Rice University scientists simplify process to make polymers with light-triggered nanoparticles
Rice University scientists plan to employ the power of the sun to build functional synthetic polymers using photosensitive quantum dots — microscopic semiconducting particles — as a catalyst.
The luminescent dots are only a few nanometers wide, but are highly tunable for their unique optical and electronic properties. They are beginning to show up in modern displays, but lend themselves to industrial chemistry as well.
The Rice lab of materials scientist Eilaf Egap focused on the latter with its demonstration of a stable and economical method to make polymers through photo-controlled atom-transfer radical polymerization. The method could replace molecular catalysts or expensive transition metals currently used to make things like methacrylates (common in plastics), styrene and block copolymers.

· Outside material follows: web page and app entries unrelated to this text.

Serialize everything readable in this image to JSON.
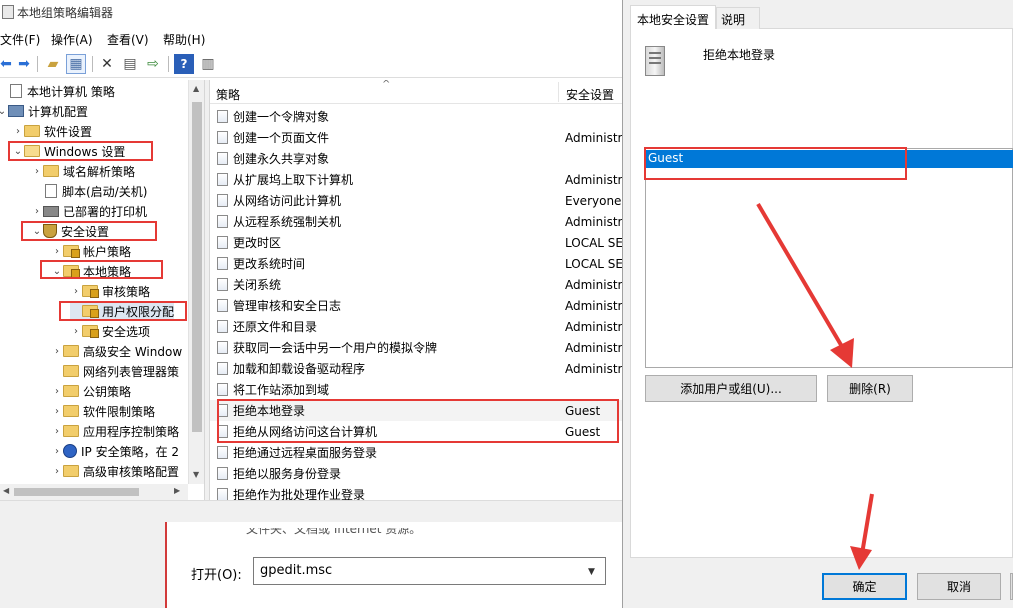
{
  "window": {
    "title": "本地组策略编辑器"
  },
  "menu": [
    "文件(F)",
    "操作(A)",
    "查看(V)",
    "帮助(H)"
  ],
  "toolbar": {
    "icons": [
      "back-arrow-icon",
      "forward-arrow-icon",
      "up-folder-icon",
      "show-hide-tree-icon",
      "delete-icon",
      "properties-icon",
      "export-icon",
      "help-icon",
      "view-icon"
    ]
  },
  "tree": {
    "items": [
      {
        "label": "本地计算机 策略",
        "indent": 0,
        "arrow": "",
        "icon": "doc"
      },
      {
        "label": "计算机配置",
        "indent": 1,
        "arrow": "⌄",
        "icon": "pc"
      },
      {
        "label": "软件设置",
        "indent": 2,
        "arrow": "›",
        "icon": "folder"
      },
      {
        "label": "Windows 设置",
        "indent": 2,
        "arrow": "⌄",
        "icon": "folder-open"
      },
      {
        "label": "域名解析策略",
        "indent": 3,
        "arrow": "›",
        "icon": "folder"
      },
      {
        "label": "脚本(启动/关机)",
        "indent": 3,
        "arrow": "",
        "icon": "doc"
      },
      {
        "label": "已部署的打印机",
        "indent": 3,
        "arrow": "›",
        "icon": "printer"
      },
      {
        "label": "安全设置",
        "indent": 3,
        "arrow": "⌄",
        "icon": "shield"
      },
      {
        "label": "帐户策略",
        "indent": 4,
        "arrow": "›",
        "icon": "folder-lock"
      },
      {
        "label": "本地策略",
        "indent": 4,
        "arrow": "⌄",
        "icon": "folder-lock"
      },
      {
        "label": "审核策略",
        "indent": 5,
        "arrow": "›",
        "icon": "folder-lock"
      },
      {
        "label": "用户权限分配",
        "indent": 5,
        "arrow": "",
        "icon": "folder-lock",
        "selected": true
      },
      {
        "label": "安全选项",
        "indent": 5,
        "arrow": "›",
        "icon": "folder-lock"
      },
      {
        "label": "高级安全 Window",
        "indent": 4,
        "arrow": "›",
        "icon": "folder"
      },
      {
        "label": "网络列表管理器策",
        "indent": 4,
        "arrow": "",
        "icon": "folder"
      },
      {
        "label": "公钥策略",
        "indent": 4,
        "arrow": "›",
        "icon": "folder"
      },
      {
        "label": "软件限制策略",
        "indent": 4,
        "arrow": "›",
        "icon": "folder"
      },
      {
        "label": "应用程序控制策略",
        "indent": 4,
        "arrow": "›",
        "icon": "folder"
      },
      {
        "label": "IP 安全策略，在 2",
        "indent": 4,
        "arrow": "›",
        "icon": "ip"
      },
      {
        "label": "高级审核策略配置",
        "indent": 4,
        "arrow": "›",
        "icon": "folder"
      }
    ]
  },
  "list": {
    "header": {
      "policy": "策略",
      "setting": "安全设置"
    },
    "rows": [
      {
        "policy": "创建一个令牌对象",
        "setting": ""
      },
      {
        "policy": "创建一个页面文件",
        "setting": "Administr"
      },
      {
        "policy": "创建永久共享对象",
        "setting": ""
      },
      {
        "policy": "从扩展坞上取下计算机",
        "setting": "Administr"
      },
      {
        "policy": "从网络访问此计算机",
        "setting": "Everyone,"
      },
      {
        "policy": "从远程系统强制关机",
        "setting": "Administr"
      },
      {
        "policy": "更改时区",
        "setting": "LOCAL SE"
      },
      {
        "policy": "更改系统时间",
        "setting": "LOCAL SE"
      },
      {
        "policy": "关闭系统",
        "setting": "Administr"
      },
      {
        "policy": "管理审核和安全日志",
        "setting": "Administr"
      },
      {
        "policy": "还原文件和目录",
        "setting": "Administr"
      },
      {
        "policy": "获取同一会话中另一个用户的模拟令牌",
        "setting": "Administr"
      },
      {
        "policy": "加载和卸载设备驱动程序",
        "setting": "Administr"
      },
      {
        "policy": "将工作站添加到域",
        "setting": ""
      },
      {
        "policy": "拒绝本地登录",
        "setting": "Guest"
      },
      {
        "policy": "拒绝从网络访问这台计算机",
        "setting": "Guest"
      },
      {
        "policy": "拒绝通过远程桌面服务登录",
        "setting": ""
      },
      {
        "policy": "拒绝以服务身份登录",
        "setting": ""
      },
      {
        "policy": "拒绝作为批处理作业登录",
        "setting": ""
      }
    ]
  },
  "run_dialog": {
    "cut_text": "文件夹、文档或 Internet 资源。",
    "open_label": "打开(O):",
    "open_value": "gpedit.msc"
  },
  "props": {
    "tabs": [
      "本地安全设置",
      "说明"
    ],
    "policy_title": "拒绝本地登录",
    "users": [
      "Guest"
    ],
    "add_button": "添加用户或组(U)...",
    "remove_button": "删除(R)",
    "ok_button": "确定",
    "cancel_button": "取消"
  },
  "colors": {
    "highlight": "#e53935",
    "selection": "#0078d7"
  }
}
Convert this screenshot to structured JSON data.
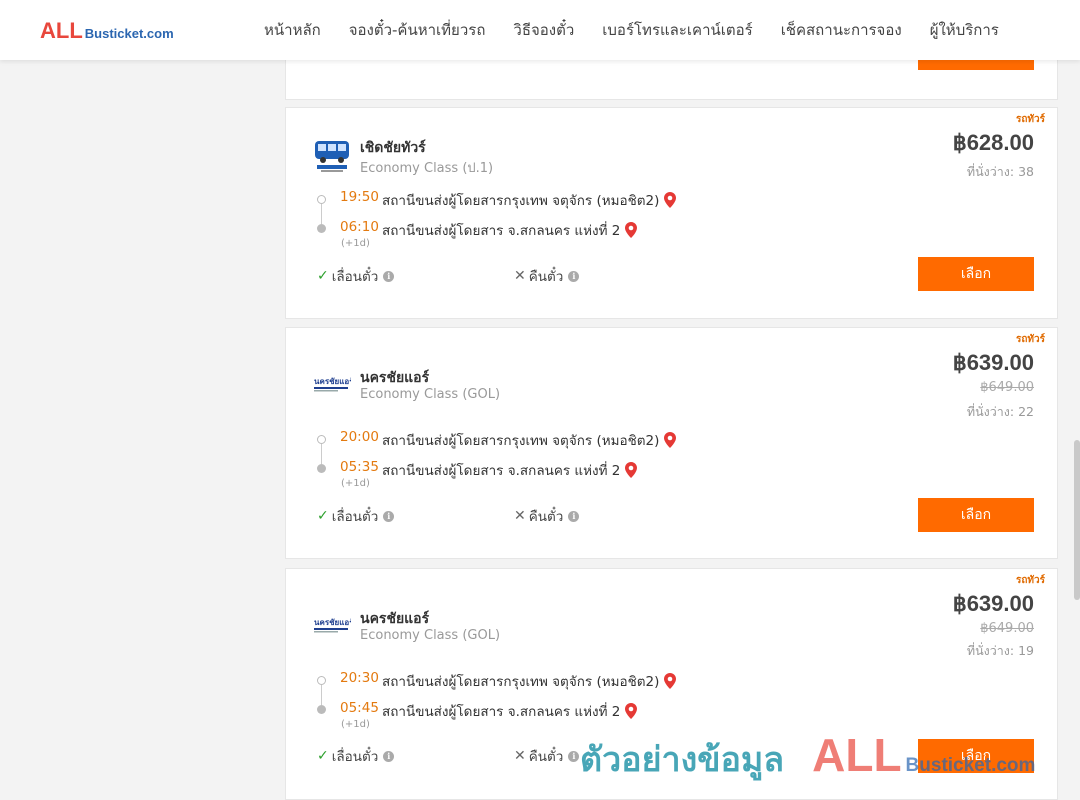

Rice University researchers, from left, Yiming Huang, Eilaf Egap and Yifan Zhu are employing the power of the sun to build functional synthetic polymers using photosensitive, semiconducting quantum dots as a catalyst. They said the living polymerization process could lead to the creation of novel polymers. (Credit: Jeff Fitlow/Rice University)